EXERCISE BRIEF: The entries below are to be reproduced exactly, with their pictures omitted.

RECORDS FOR THE EXERCISE Start Marker

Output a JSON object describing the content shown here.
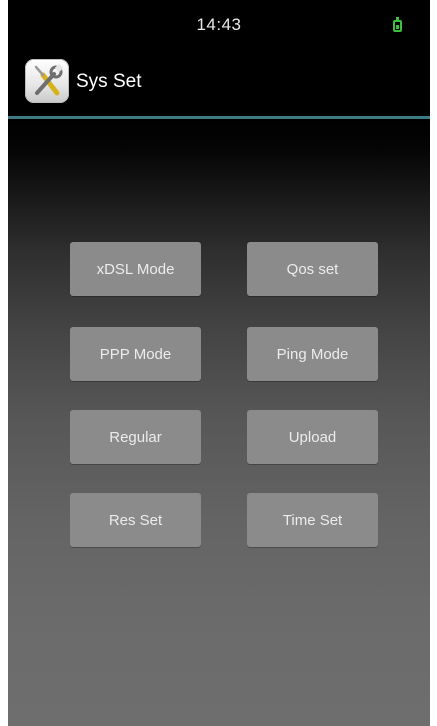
{
  "status_bar": {
    "time": "14:43",
    "battery_icon": "battery-icon"
  },
  "header": {
    "app_icon": "tools-icon",
    "title": "Sys Set",
    "divider_color": "#3f7b84"
  },
  "menu": {
    "buttons": [
      {
        "label": "xDSL Mode"
      },
      {
        "label": "Qos set"
      },
      {
        "label": "PPP Mode"
      },
      {
        "label": "Ping Mode"
      },
      {
        "label": "Regular"
      },
      {
        "label": "Upload"
      },
      {
        "label": "Res Set"
      },
      {
        "label": "Time Set"
      }
    ]
  },
  "colors": {
    "button_bg": "#8b8b8b",
    "button_text": "#ececec",
    "battery": "#3fbf3f"
  }
}
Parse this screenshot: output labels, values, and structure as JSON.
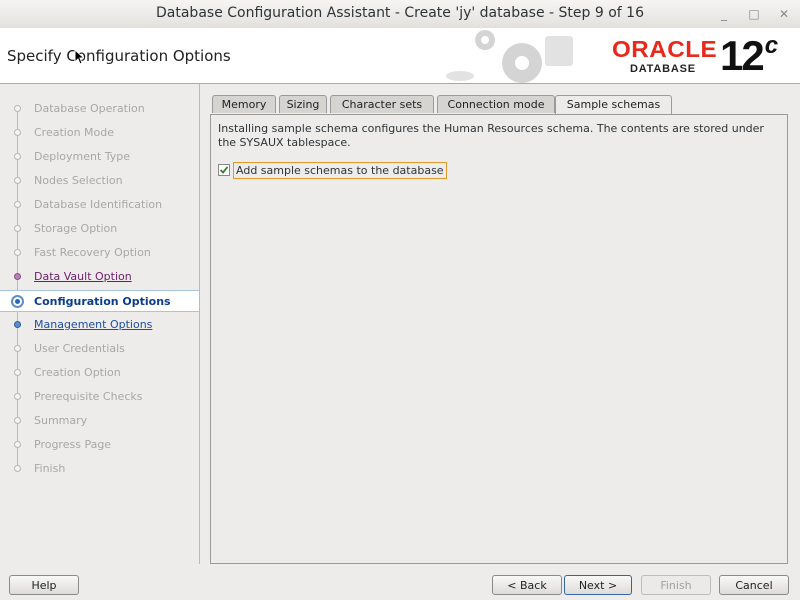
{
  "window": {
    "title": "Database Configuration Assistant - Create 'jy' database - Step 9 of 16"
  },
  "header": {
    "page_title": "Specify Configuration Options",
    "brand": "ORACLE",
    "product": "DATABASE",
    "version": "12",
    "version_suffix": "c"
  },
  "nav": {
    "items": [
      {
        "label": "Database Operation",
        "state": "disabled"
      },
      {
        "label": "Creation Mode",
        "state": "disabled"
      },
      {
        "label": "Deployment Type",
        "state": "disabled"
      },
      {
        "label": "Nodes Selection",
        "state": "disabled"
      },
      {
        "label": "Database Identification",
        "state": "disabled"
      },
      {
        "label": "Storage Option",
        "state": "disabled"
      },
      {
        "label": "Fast Recovery Option",
        "state": "disabled"
      },
      {
        "label": "Data Vault Option",
        "state": "visited"
      },
      {
        "label": "Configuration Options",
        "state": "current"
      },
      {
        "label": "Management Options",
        "state": "link"
      },
      {
        "label": "User Credentials",
        "state": "disabled"
      },
      {
        "label": "Creation Option",
        "state": "disabled"
      },
      {
        "label": "Prerequisite Checks",
        "state": "disabled"
      },
      {
        "label": "Summary",
        "state": "disabled"
      },
      {
        "label": "Progress Page",
        "state": "disabled"
      },
      {
        "label": "Finish",
        "state": "disabled"
      }
    ]
  },
  "tabs": [
    {
      "label": "Memory",
      "active": false
    },
    {
      "label": "Sizing",
      "active": false
    },
    {
      "label": "Character sets",
      "active": false
    },
    {
      "label": "Connection mode",
      "active": false
    },
    {
      "label": "Sample schemas",
      "active": true
    }
  ],
  "panel": {
    "description": "Installing sample schema configures the Human Resources schema. The contents are stored under the SYSAUX tablespace.",
    "checkbox_label": "Add sample schemas to the database",
    "checkbox_checked": true
  },
  "buttons": {
    "help": "Help",
    "back": "< Back",
    "next": "Next >",
    "finish": "Finish",
    "cancel": "Cancel"
  },
  "colors": {
    "brand_red": "#e8291c",
    "visited_link": "#6c1e6c",
    "link": "#1f4fa0",
    "focus": "#e09a2a"
  }
}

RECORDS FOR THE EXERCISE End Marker

OUTPUT OF THE EXERCISE:
Output a JSON object describing the content shown here.
{
  "status_bar": {
    "time": "14:43",
    "battery_icon": "battery-icon"
  },
  "header": {
    "app_icon": "tools-icon",
    "title": "Sys Set",
    "divider_color": "#3f7b84"
  },
  "menu": {
    "buttons": [
      {
        "label": "xDSL Mode"
      },
      {
        "label": "Qos set"
      },
      {
        "label": "PPP Mode"
      },
      {
        "label": "Ping Mode"
      },
      {
        "label": "Regular"
      },
      {
        "label": "Upload"
      },
      {
        "label": "Res Set"
      },
      {
        "label": "Time Set"
      }
    ]
  },
  "colors": {
    "button_bg": "#8b8b8b",
    "button_text": "#ececec",
    "battery": "#3fbf3f"
  }
}
Parse this screenshot: output labels, values, and structure as JSON.
{
  "window": {
    "title": "Database Configuration Assistant - Create 'jy' database - Step 9 of 16"
  },
  "header": {
    "page_title": "Specify Configuration Options",
    "brand": "ORACLE",
    "product": "DATABASE",
    "version": "12",
    "version_suffix": "c"
  },
  "nav": {
    "items": [
      {
        "label": "Database Operation",
        "state": "disabled"
      },
      {
        "label": "Creation Mode",
        "state": "disabled"
      },
      {
        "label": "Deployment Type",
        "state": "disabled"
      },
      {
        "label": "Nodes Selection",
        "state": "disabled"
      },
      {
        "label": "Database Identification",
        "state": "disabled"
      },
      {
        "label": "Storage Option",
        "state": "disabled"
      },
      {
        "label": "Fast Recovery Option",
        "state": "disabled"
      },
      {
        "label": "Data Vault Option",
        "state": "visited"
      },
      {
        "label": "Configuration Options",
        "state": "current"
      },
      {
        "label": "Management Options",
        "state": "link"
      },
      {
        "label": "User Credentials",
        "state": "disabled"
      },
      {
        "label": "Creation Option",
        "state": "disabled"
      },
      {
        "label": "Prerequisite Checks",
        "state": "disabled"
      },
      {
        "label": "Summary",
        "state": "disabled"
      },
      {
        "label": "Progress Page",
        "state": "disabled"
      },
      {
        "label": "Finish",
        "state": "disabled"
      }
    ]
  },
  "tabs": [
    {
      "label": "Memory",
      "active": false
    },
    {
      "label": "Sizing",
      "active": false
    },
    {
      "label": "Character sets",
      "active": false
    },
    {
      "label": "Connection mode",
      "active": false
    },
    {
      "label": "Sample schemas",
      "active": true
    }
  ],
  "panel": {
    "description": "Installing sample schema configures the Human Resources schema. The contents are stored under the SYSAUX tablespace.",
    "checkbox_label": "Add sample schemas to the database",
    "checkbox_checked": true
  },
  "buttons": {
    "help": "Help",
    "back": "< Back",
    "next": "Next >",
    "finish": "Finish",
    "cancel": "Cancel"
  },
  "colors": {
    "brand_red": "#e8291c",
    "visited_link": "#6c1e6c",
    "link": "#1f4fa0",
    "focus": "#e09a2a"
  }
}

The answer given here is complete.